Copies of all lines containing the string "select" are needed from the data below.

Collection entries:
● ● ● ●
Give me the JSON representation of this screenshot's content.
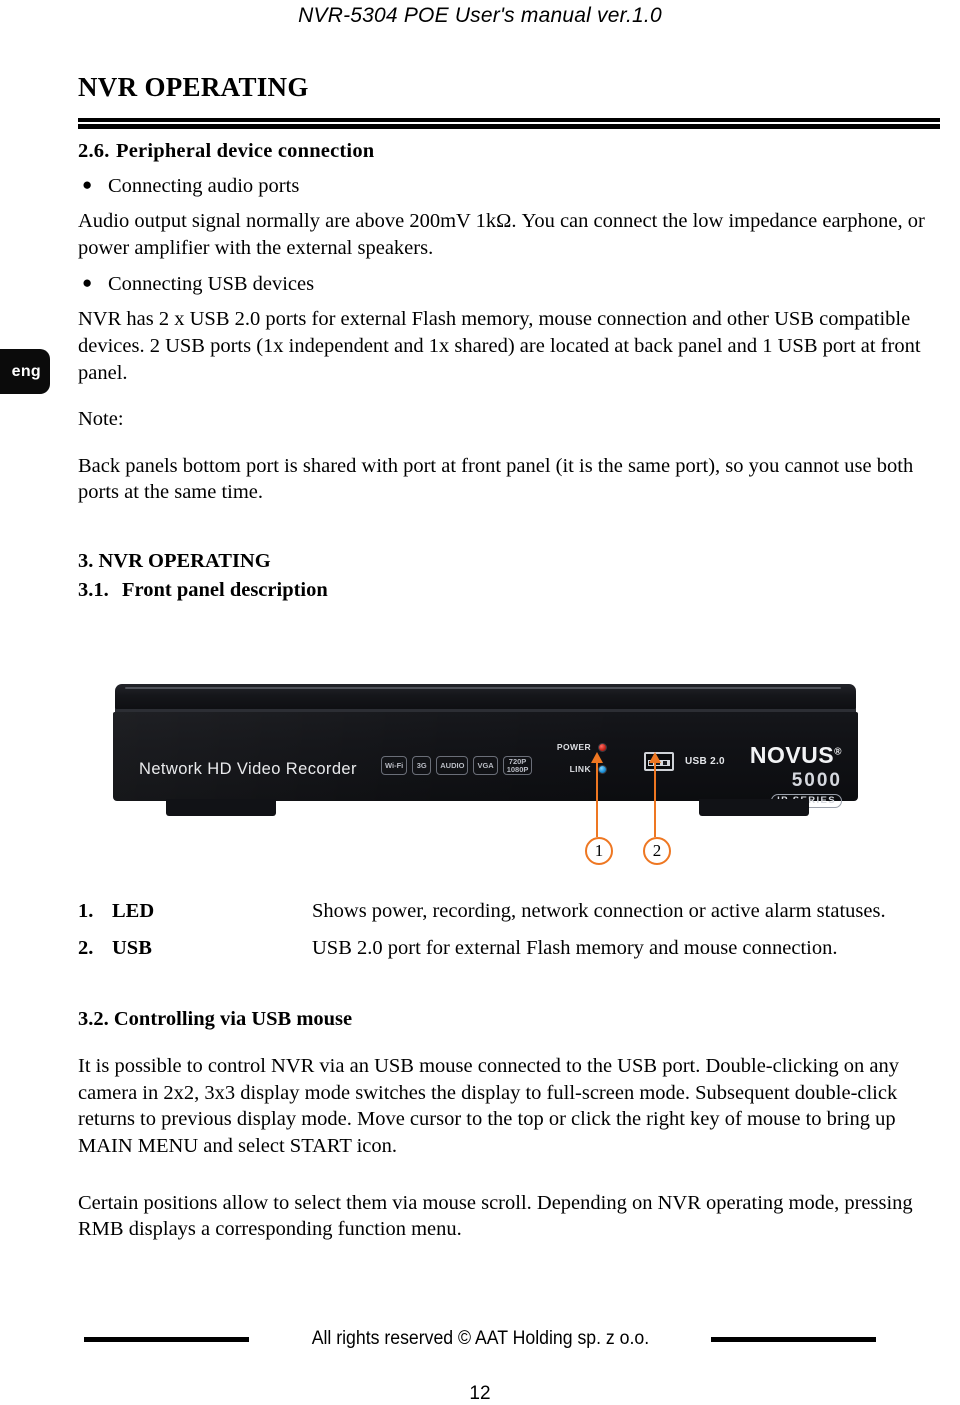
{
  "header": {
    "running_title": "NVR-5304 POE User's manual ver.1.0"
  },
  "chapter": {
    "title": "NVR OPERATING"
  },
  "language_tab": {
    "label": "eng"
  },
  "sections": {
    "s26": {
      "number": "2.6.",
      "title": "Peripheral device connection",
      "bullet1": "Connecting audio ports",
      "para1": "Audio output signal normally are above 200mV 1kΩ. You can connect the low impedance earphone, or power amplifier with the external speakers.",
      "bullet2": "Connecting USB devices",
      "para2": "NVR has 2 x USB 2.0 ports for external Flash memory, mouse connection and other USB compatible devices. 2 USB ports (1x independent and 1x shared) are located at back panel and 1 USB port at front panel.",
      "note_label": "Note:",
      "note_text": "Back panels bottom port is shared with port at front panel (it is the same port), so you cannot use both ports at the same time."
    },
    "s3": {
      "heading": "3. NVR OPERATING"
    },
    "s31": {
      "number": "3.1.",
      "title": "Front panel description"
    },
    "s32": {
      "heading": "3.2. Controlling via USB mouse",
      "para1": "It is possible to control NVR via an USB mouse connected to the USB port. Double-clicking on any camera in 2x2, 3x3 display mode switches the display to full-screen mode. Subsequent double-click returns to previous display mode. Move cursor to the top or click the right key of mouse to bring up MAIN MENU and select START icon.",
      "para2": "Certain positions allow to select them via mouse scroll. Depending on NVR operating mode, pressing RMB displays a corresponding function menu."
    }
  },
  "device": {
    "model_text": "Network HD Video Recorder",
    "badges": [
      {
        "line1": "Wi-Fi",
        "line2": ""
      },
      {
        "line1": "3G",
        "line2": ""
      },
      {
        "line1": "AUDIO",
        "line2": ""
      },
      {
        "line1": "VGA",
        "line2": ""
      },
      {
        "line1": "720P",
        "line2": "1080P"
      }
    ],
    "leds": [
      {
        "label": "POWER",
        "color": "#c32318"
      },
      {
        "label": "LINK",
        "color": "#1a8ed6"
      }
    ],
    "usb_caption": "USB 2.0",
    "brand_name": "NOVUS",
    "brand_reg": "®",
    "brand_series": "5000",
    "brand_ip": "IP SERIES"
  },
  "callouts": [
    {
      "number": "1"
    },
    {
      "number": "2"
    }
  ],
  "legend": {
    "rows": [
      {
        "num": "1.",
        "name": "LED",
        "desc": "Shows power, recording, network connection or active alarm statuses."
      },
      {
        "num": "2.",
        "name": "USB",
        "desc": "USB 2.0 port for external Flash memory and mouse connection."
      }
    ]
  },
  "footer": {
    "copyright": "All rights reserved © AAT Holding sp. z o.o.",
    "page_number": "12"
  },
  "colors": {
    "callout_orange": "#ee7722",
    "text_black": "#000000",
    "device_black": "#111216"
  }
}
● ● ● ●
= Exercise result =
      "para1": "It is possible to control NVR via an USB mouse connected to the USB port. Double-clicking on any camera in 2x2, 3x3 display mode switches the display to full-screen mode. Subsequent double-click returns to previous display mode. Move cursor to the top or click the right key of mouse to bring up MAIN MENU and select START icon.",
      "para2": "Certain positions allow to select them via mouse scroll. Depending on NVR operating mode, pressing RMB displays a corresponding function menu."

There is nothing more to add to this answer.